ABOUT THIS TASK:
For this exercise, please find the lines in the entries that include the word "packages" and copy them.

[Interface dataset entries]
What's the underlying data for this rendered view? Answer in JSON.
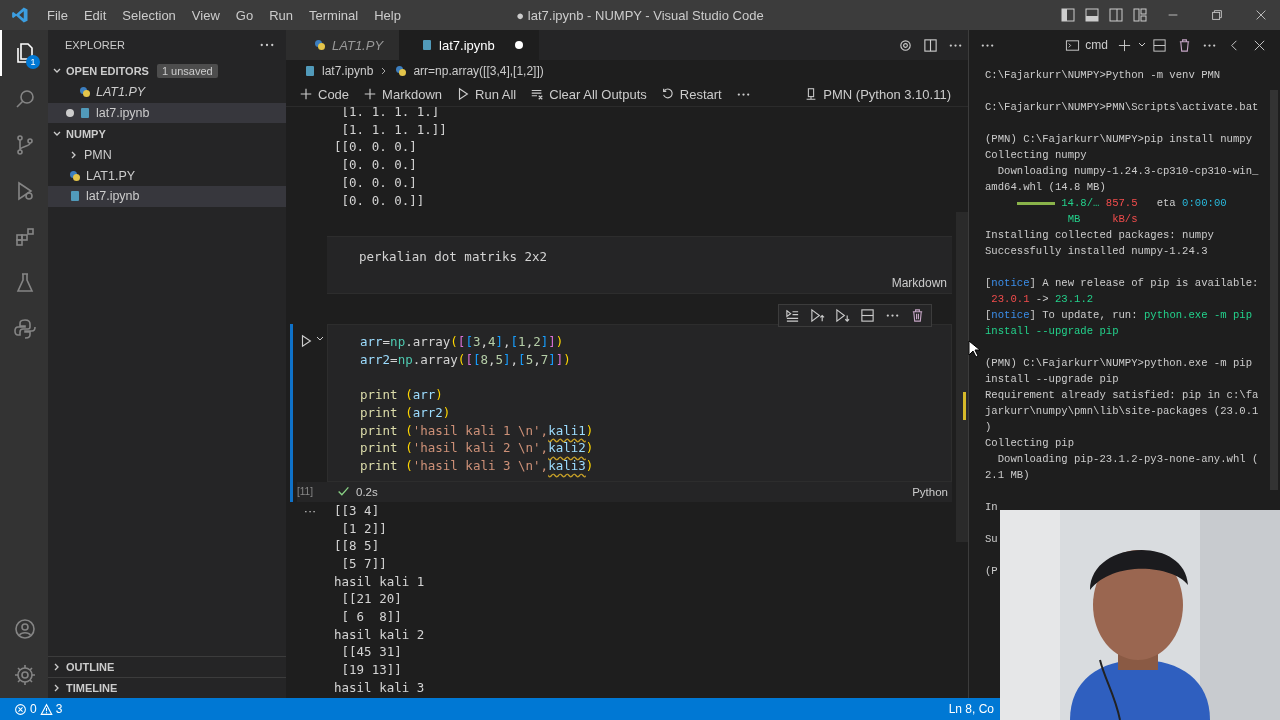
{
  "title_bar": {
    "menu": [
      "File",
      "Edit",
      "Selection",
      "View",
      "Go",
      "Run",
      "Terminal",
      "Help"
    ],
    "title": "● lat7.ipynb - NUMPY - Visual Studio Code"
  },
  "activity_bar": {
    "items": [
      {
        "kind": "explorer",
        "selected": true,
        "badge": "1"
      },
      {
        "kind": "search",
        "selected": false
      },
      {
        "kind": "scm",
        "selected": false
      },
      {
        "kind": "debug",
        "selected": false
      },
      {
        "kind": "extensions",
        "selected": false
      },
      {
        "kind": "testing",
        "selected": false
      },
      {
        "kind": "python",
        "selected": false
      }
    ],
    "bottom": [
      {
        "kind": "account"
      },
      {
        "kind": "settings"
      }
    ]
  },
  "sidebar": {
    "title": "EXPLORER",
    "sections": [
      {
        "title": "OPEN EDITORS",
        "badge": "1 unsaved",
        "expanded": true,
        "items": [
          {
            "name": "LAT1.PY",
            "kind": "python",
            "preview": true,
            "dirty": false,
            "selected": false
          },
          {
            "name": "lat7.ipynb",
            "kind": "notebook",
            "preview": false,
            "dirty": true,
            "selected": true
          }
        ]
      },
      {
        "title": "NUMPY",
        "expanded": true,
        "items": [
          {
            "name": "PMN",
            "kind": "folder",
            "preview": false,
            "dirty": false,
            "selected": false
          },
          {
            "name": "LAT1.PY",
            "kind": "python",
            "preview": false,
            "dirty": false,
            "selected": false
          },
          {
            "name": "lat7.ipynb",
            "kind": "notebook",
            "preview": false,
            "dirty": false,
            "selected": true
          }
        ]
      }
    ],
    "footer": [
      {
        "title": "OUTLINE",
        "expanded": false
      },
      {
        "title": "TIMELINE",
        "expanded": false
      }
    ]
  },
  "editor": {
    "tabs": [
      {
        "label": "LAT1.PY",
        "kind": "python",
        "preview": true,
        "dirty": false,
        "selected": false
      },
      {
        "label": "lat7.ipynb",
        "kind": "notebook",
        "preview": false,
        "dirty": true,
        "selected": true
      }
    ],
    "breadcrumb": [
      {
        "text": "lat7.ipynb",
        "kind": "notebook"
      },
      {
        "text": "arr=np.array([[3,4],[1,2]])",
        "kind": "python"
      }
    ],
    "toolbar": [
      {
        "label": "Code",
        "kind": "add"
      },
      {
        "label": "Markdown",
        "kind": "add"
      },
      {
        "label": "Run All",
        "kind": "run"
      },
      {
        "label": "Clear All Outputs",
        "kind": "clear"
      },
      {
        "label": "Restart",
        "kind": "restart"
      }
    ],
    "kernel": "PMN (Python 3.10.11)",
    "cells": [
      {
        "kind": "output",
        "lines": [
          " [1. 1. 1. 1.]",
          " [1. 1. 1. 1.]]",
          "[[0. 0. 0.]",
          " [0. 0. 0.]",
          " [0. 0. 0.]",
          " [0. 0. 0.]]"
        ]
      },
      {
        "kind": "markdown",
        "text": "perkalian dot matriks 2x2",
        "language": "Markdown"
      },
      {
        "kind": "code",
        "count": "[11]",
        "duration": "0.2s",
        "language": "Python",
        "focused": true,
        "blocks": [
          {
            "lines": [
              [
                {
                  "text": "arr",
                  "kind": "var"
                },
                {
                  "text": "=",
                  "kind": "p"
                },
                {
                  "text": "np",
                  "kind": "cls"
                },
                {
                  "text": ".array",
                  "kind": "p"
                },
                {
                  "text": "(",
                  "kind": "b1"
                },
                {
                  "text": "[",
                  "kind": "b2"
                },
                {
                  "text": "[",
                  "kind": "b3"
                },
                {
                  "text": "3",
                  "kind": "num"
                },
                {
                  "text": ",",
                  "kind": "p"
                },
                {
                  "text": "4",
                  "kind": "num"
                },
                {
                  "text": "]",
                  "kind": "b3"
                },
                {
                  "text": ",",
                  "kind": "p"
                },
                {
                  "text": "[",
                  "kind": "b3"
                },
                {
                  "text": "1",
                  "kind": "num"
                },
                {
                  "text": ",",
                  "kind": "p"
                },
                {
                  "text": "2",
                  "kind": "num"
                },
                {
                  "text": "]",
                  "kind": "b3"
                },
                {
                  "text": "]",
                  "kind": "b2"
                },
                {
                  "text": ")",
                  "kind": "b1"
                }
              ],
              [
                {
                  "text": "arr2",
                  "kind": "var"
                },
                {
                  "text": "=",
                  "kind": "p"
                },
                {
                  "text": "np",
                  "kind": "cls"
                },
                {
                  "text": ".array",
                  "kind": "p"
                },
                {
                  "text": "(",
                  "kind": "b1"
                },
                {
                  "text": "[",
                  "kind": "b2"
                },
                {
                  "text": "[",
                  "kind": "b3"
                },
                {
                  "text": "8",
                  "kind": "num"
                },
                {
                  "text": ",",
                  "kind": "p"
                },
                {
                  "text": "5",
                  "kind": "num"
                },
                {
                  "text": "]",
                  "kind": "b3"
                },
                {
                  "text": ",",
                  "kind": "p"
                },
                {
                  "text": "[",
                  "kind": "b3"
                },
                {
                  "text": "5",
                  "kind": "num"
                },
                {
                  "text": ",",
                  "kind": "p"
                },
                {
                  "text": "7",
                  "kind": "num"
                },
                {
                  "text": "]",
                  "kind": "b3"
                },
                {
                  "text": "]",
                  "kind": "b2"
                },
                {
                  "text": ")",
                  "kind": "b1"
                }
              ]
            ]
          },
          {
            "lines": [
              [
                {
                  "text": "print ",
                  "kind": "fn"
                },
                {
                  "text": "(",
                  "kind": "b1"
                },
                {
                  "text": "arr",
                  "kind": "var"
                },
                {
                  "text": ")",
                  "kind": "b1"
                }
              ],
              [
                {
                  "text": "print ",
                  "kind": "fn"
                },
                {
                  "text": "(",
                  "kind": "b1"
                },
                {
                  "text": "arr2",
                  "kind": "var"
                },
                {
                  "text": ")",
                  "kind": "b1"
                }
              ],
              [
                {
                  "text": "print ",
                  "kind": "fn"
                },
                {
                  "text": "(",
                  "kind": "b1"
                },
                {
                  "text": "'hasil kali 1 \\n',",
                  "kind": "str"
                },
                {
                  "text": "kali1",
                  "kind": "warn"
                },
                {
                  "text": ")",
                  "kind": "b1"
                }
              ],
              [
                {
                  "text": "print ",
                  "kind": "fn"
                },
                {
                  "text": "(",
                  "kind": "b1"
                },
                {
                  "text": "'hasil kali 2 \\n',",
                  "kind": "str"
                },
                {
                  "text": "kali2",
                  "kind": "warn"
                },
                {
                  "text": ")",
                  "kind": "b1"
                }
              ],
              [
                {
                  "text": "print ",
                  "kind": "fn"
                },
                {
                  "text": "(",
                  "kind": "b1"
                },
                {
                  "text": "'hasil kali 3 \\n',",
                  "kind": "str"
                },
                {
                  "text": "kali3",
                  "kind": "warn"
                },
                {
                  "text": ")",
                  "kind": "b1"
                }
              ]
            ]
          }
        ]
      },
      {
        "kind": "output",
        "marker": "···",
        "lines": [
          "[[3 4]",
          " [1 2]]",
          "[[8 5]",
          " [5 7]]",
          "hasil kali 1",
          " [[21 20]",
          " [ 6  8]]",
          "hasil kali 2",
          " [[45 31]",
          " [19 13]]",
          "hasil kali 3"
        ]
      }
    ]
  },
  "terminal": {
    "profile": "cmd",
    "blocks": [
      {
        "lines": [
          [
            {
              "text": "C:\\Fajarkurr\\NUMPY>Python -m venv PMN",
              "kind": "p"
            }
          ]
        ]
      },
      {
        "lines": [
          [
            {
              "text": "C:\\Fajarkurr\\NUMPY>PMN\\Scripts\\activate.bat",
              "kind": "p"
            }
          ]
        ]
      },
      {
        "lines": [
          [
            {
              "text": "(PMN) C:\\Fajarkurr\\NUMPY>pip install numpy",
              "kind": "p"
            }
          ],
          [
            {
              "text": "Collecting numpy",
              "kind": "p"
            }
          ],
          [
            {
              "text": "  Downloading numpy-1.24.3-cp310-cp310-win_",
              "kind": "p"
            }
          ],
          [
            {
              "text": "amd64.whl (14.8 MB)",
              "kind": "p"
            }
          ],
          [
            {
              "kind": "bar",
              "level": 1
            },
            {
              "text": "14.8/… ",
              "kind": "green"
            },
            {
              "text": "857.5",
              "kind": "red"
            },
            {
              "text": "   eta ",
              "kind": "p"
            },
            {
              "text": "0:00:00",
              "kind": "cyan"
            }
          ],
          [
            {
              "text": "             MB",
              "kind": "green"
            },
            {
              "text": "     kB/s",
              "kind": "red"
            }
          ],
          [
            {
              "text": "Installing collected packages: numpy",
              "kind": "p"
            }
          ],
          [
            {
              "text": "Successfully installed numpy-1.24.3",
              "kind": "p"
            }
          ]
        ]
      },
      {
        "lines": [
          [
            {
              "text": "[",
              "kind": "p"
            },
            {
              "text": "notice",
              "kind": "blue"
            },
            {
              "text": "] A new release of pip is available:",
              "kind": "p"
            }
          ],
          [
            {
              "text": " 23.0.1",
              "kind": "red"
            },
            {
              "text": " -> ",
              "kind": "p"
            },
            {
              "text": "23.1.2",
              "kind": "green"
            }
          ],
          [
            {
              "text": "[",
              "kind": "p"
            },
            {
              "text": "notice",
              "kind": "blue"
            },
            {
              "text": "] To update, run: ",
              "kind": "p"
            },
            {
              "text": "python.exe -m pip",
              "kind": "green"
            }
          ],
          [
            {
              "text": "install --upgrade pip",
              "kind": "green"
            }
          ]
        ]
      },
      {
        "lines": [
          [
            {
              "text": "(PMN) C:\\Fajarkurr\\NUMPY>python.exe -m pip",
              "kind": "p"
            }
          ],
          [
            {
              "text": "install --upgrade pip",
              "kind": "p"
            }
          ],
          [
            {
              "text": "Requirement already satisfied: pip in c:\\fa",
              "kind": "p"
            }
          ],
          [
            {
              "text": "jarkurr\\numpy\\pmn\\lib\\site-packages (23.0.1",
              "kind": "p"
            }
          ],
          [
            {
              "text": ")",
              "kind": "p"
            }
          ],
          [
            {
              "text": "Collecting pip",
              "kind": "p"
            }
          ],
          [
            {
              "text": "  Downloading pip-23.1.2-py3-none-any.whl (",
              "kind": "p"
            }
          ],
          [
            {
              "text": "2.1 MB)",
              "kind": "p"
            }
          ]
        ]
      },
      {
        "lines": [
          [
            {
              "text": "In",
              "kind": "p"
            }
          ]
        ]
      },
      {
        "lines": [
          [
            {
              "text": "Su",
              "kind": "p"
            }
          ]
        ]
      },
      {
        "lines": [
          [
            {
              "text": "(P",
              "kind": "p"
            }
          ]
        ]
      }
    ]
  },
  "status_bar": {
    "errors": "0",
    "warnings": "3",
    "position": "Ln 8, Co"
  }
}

TASK ANSWER:
              "text": "Installing collected packages: numpy",
              "text": "jarkurr\\numpy\\pmn\\lib\\site-packages (23.0.1",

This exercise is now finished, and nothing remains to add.